This post is part of a primer on infrared spectroscopy and global warming. The previous post  starts the process of looking at the interaction between infrared radiation and molecules and discusses the degrees of freedom of molecules and the Born-Oppenheimer approximation.  The result of the previous post is that for the purposes of IR spectroscopy, one can focus on the motion of the atomic nuclei and separate them from the electronic degrees of freedom of a molecule.

Figure Source

There are 3N nuclear degrees of freedom for a molecule that has N nuclei.  For the HCl molecule that means there are 6 degrees of freedom.

Wednesday, February 10, 2010

Does Secondhand Smoke Kill?

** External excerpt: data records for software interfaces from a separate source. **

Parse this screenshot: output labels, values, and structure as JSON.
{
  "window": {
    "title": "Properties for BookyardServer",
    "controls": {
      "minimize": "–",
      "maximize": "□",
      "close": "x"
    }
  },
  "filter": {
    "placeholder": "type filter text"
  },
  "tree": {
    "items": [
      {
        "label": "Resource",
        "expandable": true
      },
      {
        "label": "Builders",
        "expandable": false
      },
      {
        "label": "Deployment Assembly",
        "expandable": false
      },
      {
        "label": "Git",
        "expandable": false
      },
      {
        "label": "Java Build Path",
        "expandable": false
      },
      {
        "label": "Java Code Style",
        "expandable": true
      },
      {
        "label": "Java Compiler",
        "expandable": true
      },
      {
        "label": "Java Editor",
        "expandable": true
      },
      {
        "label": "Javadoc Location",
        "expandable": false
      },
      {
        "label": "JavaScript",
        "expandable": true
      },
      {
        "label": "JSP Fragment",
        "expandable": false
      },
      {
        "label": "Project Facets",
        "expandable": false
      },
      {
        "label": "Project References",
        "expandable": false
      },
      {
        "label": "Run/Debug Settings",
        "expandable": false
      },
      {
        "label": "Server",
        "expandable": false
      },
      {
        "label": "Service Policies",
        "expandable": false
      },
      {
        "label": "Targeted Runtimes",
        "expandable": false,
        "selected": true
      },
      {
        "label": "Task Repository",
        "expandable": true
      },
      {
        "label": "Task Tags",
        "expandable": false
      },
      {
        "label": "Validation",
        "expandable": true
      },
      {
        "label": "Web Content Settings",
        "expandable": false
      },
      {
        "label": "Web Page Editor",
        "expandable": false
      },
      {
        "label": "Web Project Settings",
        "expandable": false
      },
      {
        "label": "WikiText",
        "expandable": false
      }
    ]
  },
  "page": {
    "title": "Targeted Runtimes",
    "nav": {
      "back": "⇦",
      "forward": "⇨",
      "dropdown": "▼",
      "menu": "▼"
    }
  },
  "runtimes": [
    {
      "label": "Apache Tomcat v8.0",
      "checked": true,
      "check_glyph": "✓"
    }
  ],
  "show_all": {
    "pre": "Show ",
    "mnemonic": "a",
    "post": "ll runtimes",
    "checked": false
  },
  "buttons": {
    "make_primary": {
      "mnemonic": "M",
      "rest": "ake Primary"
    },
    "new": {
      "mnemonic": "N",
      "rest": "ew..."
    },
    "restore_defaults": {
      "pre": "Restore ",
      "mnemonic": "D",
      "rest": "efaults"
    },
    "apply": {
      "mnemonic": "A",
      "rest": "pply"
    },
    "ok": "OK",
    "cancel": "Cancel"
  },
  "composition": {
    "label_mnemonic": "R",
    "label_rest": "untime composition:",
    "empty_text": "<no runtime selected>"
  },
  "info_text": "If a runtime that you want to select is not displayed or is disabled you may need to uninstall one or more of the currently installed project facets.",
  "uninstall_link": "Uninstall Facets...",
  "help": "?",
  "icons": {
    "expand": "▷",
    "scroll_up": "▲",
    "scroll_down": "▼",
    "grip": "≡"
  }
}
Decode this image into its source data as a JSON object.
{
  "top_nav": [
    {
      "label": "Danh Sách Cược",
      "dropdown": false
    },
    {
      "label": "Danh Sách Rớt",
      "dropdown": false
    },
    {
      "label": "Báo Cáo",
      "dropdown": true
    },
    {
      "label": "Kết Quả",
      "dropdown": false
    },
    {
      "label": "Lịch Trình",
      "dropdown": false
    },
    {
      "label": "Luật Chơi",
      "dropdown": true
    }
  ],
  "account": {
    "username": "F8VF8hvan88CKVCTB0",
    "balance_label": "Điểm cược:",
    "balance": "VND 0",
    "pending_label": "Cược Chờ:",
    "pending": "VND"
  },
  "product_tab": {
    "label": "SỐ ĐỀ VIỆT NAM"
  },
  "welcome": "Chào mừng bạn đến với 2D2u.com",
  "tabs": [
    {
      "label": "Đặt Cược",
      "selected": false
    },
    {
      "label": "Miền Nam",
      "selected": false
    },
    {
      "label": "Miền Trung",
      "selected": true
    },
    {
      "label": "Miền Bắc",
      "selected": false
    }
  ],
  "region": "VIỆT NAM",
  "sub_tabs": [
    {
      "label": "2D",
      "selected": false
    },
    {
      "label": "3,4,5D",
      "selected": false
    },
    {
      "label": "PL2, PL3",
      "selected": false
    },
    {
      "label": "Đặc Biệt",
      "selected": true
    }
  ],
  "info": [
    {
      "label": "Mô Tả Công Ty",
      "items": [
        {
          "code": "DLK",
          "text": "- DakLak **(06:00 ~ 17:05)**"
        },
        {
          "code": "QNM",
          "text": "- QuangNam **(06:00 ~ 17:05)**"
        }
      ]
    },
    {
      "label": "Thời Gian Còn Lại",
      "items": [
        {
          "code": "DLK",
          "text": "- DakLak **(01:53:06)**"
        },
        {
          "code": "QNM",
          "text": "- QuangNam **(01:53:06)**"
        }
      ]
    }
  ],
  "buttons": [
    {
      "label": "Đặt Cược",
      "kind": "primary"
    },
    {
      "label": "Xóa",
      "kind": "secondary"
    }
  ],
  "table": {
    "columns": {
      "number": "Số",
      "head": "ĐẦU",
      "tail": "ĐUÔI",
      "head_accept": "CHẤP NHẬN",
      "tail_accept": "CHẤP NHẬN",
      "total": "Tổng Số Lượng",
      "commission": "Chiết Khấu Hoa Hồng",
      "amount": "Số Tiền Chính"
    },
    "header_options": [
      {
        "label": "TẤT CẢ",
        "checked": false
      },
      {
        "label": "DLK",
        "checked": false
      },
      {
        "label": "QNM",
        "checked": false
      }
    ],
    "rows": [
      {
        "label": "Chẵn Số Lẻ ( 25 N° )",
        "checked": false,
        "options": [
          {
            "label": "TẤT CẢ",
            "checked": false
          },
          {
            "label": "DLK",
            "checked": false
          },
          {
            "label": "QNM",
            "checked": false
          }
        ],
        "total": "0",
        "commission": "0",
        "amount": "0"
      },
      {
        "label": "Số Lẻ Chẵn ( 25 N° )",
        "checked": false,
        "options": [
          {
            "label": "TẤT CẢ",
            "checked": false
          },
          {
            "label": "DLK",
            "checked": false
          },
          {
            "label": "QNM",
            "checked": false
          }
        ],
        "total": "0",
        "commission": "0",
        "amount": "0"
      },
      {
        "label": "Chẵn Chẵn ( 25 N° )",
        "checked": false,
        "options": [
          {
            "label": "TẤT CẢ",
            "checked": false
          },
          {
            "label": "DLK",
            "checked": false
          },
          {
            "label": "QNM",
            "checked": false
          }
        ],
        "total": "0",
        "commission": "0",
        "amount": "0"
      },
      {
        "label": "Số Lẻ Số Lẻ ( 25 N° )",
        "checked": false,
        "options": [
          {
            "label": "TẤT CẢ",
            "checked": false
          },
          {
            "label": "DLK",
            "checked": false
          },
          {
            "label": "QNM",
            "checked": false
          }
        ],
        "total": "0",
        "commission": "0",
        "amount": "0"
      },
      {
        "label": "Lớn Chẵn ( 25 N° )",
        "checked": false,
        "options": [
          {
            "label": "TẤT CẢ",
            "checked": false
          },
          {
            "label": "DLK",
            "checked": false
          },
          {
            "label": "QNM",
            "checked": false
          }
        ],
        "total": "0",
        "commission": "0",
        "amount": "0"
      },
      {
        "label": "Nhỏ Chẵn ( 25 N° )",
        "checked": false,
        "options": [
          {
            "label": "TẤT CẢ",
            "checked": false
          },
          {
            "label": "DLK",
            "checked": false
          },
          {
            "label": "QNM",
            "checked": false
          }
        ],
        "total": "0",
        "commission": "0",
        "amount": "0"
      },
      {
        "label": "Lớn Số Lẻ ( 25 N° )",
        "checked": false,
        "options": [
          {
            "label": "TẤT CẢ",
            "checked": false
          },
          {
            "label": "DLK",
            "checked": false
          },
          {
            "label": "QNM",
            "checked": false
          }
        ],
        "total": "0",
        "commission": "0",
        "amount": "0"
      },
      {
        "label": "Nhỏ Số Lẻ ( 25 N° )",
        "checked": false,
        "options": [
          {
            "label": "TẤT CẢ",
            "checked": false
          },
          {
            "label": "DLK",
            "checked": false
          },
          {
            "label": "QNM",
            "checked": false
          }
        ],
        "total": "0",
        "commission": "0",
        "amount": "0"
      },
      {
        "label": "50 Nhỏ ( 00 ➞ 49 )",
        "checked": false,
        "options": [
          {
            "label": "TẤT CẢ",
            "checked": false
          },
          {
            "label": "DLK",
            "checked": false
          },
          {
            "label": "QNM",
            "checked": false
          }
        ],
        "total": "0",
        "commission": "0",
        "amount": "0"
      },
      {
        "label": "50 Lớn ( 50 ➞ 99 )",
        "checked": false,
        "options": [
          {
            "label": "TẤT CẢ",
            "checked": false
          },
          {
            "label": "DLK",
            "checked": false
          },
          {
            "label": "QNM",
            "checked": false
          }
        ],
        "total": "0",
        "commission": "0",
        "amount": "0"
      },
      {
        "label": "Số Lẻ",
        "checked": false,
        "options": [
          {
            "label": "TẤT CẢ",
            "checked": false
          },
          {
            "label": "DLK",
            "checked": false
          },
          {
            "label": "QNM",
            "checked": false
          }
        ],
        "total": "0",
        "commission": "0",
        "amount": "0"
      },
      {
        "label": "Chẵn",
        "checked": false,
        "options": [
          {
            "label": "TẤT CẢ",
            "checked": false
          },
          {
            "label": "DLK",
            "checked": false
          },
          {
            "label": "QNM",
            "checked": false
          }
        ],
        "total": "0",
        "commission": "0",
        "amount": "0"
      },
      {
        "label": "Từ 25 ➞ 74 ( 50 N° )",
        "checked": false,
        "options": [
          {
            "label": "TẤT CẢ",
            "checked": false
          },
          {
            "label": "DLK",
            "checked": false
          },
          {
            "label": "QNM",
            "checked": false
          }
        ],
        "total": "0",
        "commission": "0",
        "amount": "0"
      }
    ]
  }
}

By now everyone knows that smoking can kill, but does secondhand smoke really kill and how do we know that?

The National Institute of Health (NIH) has a good resource on Secondhand Smoke, and it is perhaps a good place to start. The NIH starts with a very general description from the National Cancer Institute:

You don't have to be a smoker for smoking to harm you. You can also have health problems from breathing in other people's smoke. Secondhand smoke is the combination of smoke that comes from the burning end of a cigarette, cigar or pipe and the smoke exhaled by the smoker. Secondhand smoke contains more than 50 substances that can cause cancer. Health effects of exposure to secondhand smoke include lung cancer, nasal sinus cancer, respiratory tract infections and heart disease.  There is no safe amount of secondhand smoke. Children, pregnant women, older people and people with heart or breathing problems should be especially careful.

Sunday, February 7, 2010

Molecules and Radiation I: Molecular Structure

This post is part of a primer on infrared spectroscopy and global warming. The previous post  starts the process of looking at the interaction between infrared radiation and matter and discusses black-bodies and relationship between temperature and infrared radiation.  This post goes further and looks at how gas phase molecules interact with infrared radiation.

For a molecule to absorb radiation, several conditions must hold.  First, energy must be conserved: if the molecule absorbs energy from a photon, the molecule must be able to store that energy in some manner.